> [Exercise]:
Those lines of the data that hold the word "Intraday" are to be copied out.

□ □ □

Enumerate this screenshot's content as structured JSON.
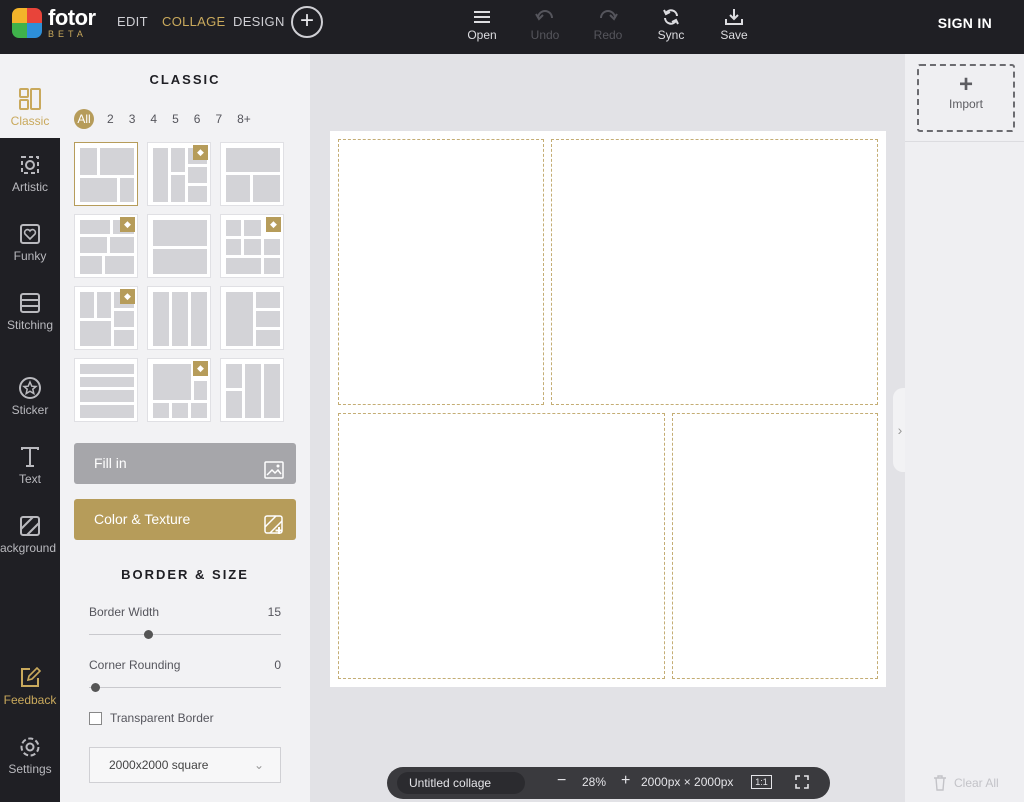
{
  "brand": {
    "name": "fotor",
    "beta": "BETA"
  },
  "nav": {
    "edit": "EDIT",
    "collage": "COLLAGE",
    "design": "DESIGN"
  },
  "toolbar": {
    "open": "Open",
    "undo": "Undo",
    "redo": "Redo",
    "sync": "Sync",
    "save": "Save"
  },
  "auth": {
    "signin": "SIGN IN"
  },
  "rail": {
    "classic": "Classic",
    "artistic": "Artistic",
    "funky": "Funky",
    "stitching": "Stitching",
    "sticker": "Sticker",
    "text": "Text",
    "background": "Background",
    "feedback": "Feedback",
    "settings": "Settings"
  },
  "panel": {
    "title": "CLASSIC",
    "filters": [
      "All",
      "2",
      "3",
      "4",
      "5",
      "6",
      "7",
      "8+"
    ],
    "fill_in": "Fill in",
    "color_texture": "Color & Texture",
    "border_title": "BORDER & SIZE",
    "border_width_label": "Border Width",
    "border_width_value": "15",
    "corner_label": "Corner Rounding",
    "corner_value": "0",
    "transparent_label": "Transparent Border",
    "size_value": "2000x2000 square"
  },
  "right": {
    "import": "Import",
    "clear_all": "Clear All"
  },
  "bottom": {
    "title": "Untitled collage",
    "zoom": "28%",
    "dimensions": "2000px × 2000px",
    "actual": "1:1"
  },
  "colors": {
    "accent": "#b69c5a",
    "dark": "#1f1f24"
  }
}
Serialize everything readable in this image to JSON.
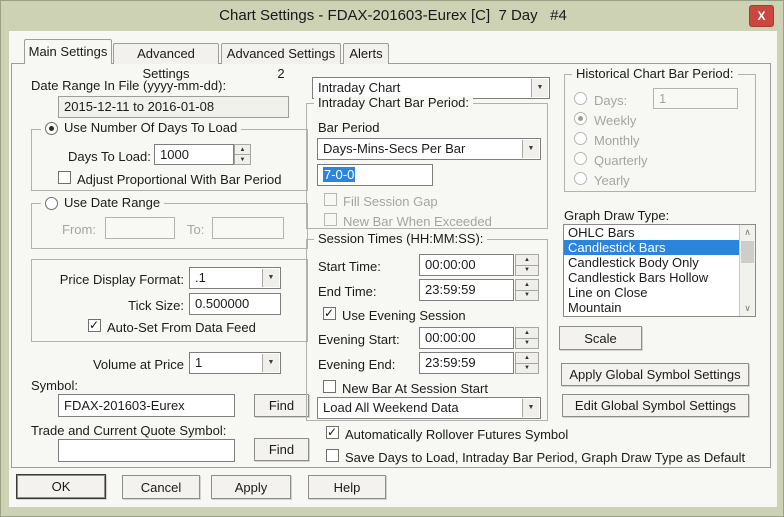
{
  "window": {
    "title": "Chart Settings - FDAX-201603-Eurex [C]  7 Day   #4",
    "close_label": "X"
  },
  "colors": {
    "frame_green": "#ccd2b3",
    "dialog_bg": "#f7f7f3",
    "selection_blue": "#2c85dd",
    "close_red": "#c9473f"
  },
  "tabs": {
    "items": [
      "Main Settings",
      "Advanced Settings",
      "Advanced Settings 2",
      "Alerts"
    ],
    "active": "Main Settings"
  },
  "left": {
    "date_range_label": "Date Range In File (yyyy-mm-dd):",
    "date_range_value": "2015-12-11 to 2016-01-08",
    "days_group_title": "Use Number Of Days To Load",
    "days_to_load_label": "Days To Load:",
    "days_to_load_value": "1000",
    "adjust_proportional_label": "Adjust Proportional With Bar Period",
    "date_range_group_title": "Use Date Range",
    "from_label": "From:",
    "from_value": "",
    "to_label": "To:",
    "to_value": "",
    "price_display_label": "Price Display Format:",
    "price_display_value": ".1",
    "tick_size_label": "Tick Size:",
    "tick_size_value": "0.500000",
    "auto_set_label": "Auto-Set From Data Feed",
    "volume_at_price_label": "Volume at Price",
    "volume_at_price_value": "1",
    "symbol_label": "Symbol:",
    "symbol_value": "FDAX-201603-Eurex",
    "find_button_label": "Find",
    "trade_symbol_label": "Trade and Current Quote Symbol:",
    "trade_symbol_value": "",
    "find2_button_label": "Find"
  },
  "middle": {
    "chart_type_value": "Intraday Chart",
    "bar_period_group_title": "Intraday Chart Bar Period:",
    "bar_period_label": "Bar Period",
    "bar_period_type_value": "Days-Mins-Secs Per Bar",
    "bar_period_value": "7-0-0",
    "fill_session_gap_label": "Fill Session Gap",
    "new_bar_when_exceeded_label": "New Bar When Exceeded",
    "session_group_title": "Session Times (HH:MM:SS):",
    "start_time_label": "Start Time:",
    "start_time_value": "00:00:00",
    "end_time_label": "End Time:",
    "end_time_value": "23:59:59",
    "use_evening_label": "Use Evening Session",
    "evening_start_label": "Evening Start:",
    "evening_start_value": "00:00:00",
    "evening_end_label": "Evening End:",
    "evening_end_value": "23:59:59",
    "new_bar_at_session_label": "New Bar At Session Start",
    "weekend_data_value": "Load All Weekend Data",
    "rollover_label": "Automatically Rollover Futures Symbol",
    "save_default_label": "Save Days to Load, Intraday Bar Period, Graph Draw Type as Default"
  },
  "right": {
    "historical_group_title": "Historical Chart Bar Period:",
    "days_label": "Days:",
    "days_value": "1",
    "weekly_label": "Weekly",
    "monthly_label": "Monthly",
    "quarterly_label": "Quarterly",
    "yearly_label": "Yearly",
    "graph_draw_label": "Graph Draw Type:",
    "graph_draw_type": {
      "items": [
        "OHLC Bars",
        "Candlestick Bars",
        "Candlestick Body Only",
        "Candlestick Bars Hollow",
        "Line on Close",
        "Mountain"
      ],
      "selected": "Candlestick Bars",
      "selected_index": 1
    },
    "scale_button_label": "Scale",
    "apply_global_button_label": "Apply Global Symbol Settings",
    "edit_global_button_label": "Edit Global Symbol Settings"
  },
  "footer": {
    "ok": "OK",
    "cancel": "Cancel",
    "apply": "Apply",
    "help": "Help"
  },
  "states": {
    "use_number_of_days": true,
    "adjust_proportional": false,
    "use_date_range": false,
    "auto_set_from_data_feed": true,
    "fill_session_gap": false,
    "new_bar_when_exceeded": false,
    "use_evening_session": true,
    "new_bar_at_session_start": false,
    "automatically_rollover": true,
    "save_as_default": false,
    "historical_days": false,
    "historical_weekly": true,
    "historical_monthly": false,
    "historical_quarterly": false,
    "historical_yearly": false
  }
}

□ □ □

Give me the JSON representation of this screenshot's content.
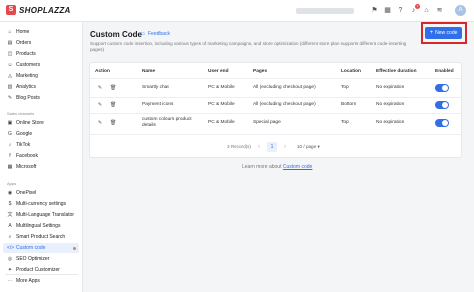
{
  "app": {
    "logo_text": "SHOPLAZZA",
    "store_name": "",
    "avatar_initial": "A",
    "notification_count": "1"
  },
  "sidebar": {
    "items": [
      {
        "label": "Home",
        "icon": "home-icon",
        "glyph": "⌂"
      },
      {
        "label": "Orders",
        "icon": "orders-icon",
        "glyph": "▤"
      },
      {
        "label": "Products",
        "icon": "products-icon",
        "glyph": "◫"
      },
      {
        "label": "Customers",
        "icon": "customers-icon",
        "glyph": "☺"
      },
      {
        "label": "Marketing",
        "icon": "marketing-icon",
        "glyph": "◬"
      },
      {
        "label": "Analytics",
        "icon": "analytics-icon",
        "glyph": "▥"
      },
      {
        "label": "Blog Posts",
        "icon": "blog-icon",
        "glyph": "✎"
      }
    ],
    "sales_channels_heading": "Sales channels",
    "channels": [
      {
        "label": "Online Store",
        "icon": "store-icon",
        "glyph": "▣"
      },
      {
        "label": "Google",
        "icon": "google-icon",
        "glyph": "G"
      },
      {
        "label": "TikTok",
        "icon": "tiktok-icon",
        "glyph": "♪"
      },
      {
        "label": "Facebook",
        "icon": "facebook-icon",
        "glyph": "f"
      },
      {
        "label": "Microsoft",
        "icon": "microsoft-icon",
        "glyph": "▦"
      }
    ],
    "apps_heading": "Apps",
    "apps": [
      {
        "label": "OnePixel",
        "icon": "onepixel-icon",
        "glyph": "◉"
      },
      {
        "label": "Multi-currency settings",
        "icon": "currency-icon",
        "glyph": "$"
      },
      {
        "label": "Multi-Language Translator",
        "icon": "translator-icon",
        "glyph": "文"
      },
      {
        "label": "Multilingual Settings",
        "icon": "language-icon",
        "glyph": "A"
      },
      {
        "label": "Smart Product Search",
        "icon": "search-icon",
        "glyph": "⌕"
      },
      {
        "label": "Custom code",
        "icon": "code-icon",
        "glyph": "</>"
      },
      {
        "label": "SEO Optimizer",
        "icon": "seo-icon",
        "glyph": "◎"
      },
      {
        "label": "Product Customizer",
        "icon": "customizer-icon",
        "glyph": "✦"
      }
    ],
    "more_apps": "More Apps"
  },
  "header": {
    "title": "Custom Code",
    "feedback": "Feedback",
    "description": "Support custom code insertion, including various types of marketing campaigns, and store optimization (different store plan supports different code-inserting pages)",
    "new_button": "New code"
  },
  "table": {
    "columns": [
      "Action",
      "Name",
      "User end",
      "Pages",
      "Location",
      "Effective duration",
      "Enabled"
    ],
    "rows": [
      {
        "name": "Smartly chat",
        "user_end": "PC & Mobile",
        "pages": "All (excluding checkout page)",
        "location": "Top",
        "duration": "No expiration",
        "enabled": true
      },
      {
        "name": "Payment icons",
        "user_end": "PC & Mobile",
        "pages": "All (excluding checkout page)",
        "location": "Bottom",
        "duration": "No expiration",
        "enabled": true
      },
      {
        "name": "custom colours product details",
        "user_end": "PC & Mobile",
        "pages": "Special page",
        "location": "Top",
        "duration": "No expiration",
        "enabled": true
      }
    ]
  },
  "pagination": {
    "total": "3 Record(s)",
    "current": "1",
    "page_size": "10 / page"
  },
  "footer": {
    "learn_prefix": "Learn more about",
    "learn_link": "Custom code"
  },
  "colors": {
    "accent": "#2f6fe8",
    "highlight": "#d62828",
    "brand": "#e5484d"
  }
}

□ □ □

> [Output below]:
    "chart_type_value": "Intraday Chart",
    "bar_period_group_title": "Intraday Chart Bar Period:",
    "save_default_label": "Save Days to Load, Intraday Bar Period, Graph Draw Type as Default"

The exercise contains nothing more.